Unfortunately, as I mentioned earlier, not all of the news have been positive. Federal funding that had been available for the development of trauma systems since 1990 was cut from the budget for fiscal year 2006. This money created the Trauma-Emergency Medical Services System in HRSA. Under Cheryl Anderson's leadership, this program helped to make huge strides in the development of trauma systems across the United States. Through small grants, some states were able to make great progress in developing their state trauma systems and states with mature systems were able to acquire grants to make improvements. In addition, grant holders were required to attend an annual meeting where, for the first time ever, state trauma system managers could network, share information, and work together. This program greatly benefited many states and the nation as a whole.

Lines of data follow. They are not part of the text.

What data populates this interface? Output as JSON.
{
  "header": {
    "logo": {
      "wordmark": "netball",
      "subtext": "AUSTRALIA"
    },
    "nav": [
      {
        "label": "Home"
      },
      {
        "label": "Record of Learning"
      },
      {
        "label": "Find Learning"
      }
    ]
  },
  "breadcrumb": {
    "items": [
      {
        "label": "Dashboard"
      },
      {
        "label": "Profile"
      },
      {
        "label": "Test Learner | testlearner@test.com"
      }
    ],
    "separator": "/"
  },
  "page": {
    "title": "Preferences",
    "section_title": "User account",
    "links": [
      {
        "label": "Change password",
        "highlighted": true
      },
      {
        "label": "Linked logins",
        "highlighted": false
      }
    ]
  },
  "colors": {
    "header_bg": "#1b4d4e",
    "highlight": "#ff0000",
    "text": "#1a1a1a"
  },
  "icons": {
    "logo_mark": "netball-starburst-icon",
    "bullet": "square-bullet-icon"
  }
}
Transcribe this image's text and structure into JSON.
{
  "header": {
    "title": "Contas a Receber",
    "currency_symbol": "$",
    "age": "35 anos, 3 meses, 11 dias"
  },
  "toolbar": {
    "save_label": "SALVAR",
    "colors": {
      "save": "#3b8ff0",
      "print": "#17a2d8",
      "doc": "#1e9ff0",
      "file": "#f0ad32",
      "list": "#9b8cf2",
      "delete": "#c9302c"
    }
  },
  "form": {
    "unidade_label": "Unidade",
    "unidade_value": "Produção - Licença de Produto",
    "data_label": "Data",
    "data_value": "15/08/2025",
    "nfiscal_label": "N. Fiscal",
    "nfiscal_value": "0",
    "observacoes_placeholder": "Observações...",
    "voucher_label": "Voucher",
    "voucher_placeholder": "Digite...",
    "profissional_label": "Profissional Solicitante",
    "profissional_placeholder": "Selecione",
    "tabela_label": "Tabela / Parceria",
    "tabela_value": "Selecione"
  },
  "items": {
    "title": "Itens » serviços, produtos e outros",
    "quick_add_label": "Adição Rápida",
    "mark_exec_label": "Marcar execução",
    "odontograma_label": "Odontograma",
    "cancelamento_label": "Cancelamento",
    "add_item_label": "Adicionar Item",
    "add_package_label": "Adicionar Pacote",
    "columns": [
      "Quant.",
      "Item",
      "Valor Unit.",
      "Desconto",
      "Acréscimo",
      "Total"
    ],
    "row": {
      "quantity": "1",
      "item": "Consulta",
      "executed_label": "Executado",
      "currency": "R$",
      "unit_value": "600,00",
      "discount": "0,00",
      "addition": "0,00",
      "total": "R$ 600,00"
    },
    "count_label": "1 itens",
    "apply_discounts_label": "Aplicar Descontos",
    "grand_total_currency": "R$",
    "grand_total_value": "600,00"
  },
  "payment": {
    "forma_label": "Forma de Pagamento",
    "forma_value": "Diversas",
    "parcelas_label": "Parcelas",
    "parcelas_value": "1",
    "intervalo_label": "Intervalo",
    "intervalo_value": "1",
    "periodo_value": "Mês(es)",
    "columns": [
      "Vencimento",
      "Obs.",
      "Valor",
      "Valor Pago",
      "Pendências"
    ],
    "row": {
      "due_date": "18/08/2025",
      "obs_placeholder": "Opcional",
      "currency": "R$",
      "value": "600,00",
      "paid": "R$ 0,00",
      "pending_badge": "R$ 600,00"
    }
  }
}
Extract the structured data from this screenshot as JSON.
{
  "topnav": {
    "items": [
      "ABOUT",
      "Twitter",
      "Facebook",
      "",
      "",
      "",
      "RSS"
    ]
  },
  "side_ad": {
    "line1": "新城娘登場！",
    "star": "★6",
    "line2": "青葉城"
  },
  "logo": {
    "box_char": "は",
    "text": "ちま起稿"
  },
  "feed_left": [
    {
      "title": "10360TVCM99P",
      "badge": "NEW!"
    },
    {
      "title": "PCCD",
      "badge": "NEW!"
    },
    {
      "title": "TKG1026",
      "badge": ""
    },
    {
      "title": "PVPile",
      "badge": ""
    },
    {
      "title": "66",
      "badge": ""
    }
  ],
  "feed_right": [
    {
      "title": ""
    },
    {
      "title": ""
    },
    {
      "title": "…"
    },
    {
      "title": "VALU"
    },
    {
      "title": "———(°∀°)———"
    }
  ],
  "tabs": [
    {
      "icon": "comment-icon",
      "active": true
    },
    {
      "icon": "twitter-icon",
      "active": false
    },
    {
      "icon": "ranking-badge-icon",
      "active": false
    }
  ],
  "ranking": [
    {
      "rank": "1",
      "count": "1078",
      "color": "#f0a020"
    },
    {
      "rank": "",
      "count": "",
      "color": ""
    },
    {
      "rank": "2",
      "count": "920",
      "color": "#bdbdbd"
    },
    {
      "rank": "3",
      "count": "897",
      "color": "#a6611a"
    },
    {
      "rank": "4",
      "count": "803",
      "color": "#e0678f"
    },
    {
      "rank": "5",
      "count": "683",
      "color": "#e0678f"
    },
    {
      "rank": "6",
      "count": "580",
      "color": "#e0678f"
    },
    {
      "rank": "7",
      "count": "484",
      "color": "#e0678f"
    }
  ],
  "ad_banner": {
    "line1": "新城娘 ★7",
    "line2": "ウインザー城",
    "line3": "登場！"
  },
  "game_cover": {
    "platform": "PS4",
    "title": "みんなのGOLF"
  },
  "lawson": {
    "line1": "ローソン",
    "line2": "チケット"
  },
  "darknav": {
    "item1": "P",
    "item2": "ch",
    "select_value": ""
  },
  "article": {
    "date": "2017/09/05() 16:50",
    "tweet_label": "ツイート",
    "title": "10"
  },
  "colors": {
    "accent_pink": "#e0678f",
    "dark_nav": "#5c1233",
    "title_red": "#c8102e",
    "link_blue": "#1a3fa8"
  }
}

Many other Trauma initiatives have benefited from HRSA funding including the development of the National Trauma Registry Standardization Project Data Dictionary previously discussed. TOPIC, STN's trauma outcomes and performance improvement course, also greatly benefited from funding received through a HRSA Trauma grant. Through the grant, we were able to increase the number of courses presented, improving the knowledge of trauma performance improvement for many trauma practitioners.


Loss of this funding has caused the dissolution of the entire HRSA trauma program. As I write this editorial today, work is under way to attempt to reinstate funding for fiscal year 2007. As leaders in trauma care, I call upon you to visit the STN ( and ACS ( Web sites frequently and to stay alert to listserv notices for calls to action for trauma funding. You can also register at to receive e-mails from the ACS Legislative Action Center and for notices of important times to act. I also encourage you to use the ACS site to e-mail letters to your legislators. This is quick and easy to do and provides information to ACS when they state their case to the appropriate legislators. Remember, when you communicate with your legislators, always let them know that you are a trauma nurse and a voter. This combination is extremely powerful.


I hope that by the time that you read this journal issue, we would have been successful in reinstating this funding. However, this situation proves that we can never take trauma funding for granted. It is always at risk. It may be exceedingly clear to us why trauma systems and trauma centers are even more important now with the threat of terrorist and natural disasters, but this is not always clear to those who have the power to allocate this money.


In summary, our efforts to create a nationwide trauma system in the United States and, I am sure, in many other countries continue to be a challenge. For every major step forward, we need to be vigilant to ensure that efforts that we may have taken for granted are not lost.



I would also like to welcome 2 important additions to the STN leadership team.


I am very happy to announce Kathryn Schroeter, PhD, RN, CNOR, as the new editor in chief of the Journal of Trauma Nursing. Kathryn has a wealth of experience in editing, writing for publication, education, and clinical care. We are extremely fortunate to have her join us.


Pat Manion, RN, MS, CCRN, CEN, Trauma Coordinator at Genesys Regional Medical Center in Michigan, has also joined us as Annual Conference Chair. Pat has been a member of the planning committee for the past 2 years and has led many successful conferences in her home state.


I am sure that you will be hearing a lot from both Kathryn and Pat in the near future.